## [Task to carry out]
For every line in the material below that holds "Horizontal", report the line.

## [Given data]
====================
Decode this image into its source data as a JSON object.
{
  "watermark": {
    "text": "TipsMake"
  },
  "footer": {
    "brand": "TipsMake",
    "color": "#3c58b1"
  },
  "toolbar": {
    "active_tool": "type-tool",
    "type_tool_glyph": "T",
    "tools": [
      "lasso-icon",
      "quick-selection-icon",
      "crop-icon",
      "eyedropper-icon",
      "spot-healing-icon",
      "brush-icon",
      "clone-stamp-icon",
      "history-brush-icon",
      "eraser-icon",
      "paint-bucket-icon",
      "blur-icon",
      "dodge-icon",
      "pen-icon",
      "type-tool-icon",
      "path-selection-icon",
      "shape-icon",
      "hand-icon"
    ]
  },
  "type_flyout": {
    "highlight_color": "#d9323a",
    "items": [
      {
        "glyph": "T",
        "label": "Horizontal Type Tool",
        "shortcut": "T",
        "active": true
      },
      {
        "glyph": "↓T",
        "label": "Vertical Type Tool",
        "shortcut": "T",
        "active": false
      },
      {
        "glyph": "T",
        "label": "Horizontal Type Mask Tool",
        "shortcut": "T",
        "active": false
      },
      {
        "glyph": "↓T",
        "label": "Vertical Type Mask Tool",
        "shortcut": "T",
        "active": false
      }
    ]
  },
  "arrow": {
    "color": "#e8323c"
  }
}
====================
## [Written reply]
        "label": "Horizontal Type Tool",
        "label": "Horizontal Type Mask Tool",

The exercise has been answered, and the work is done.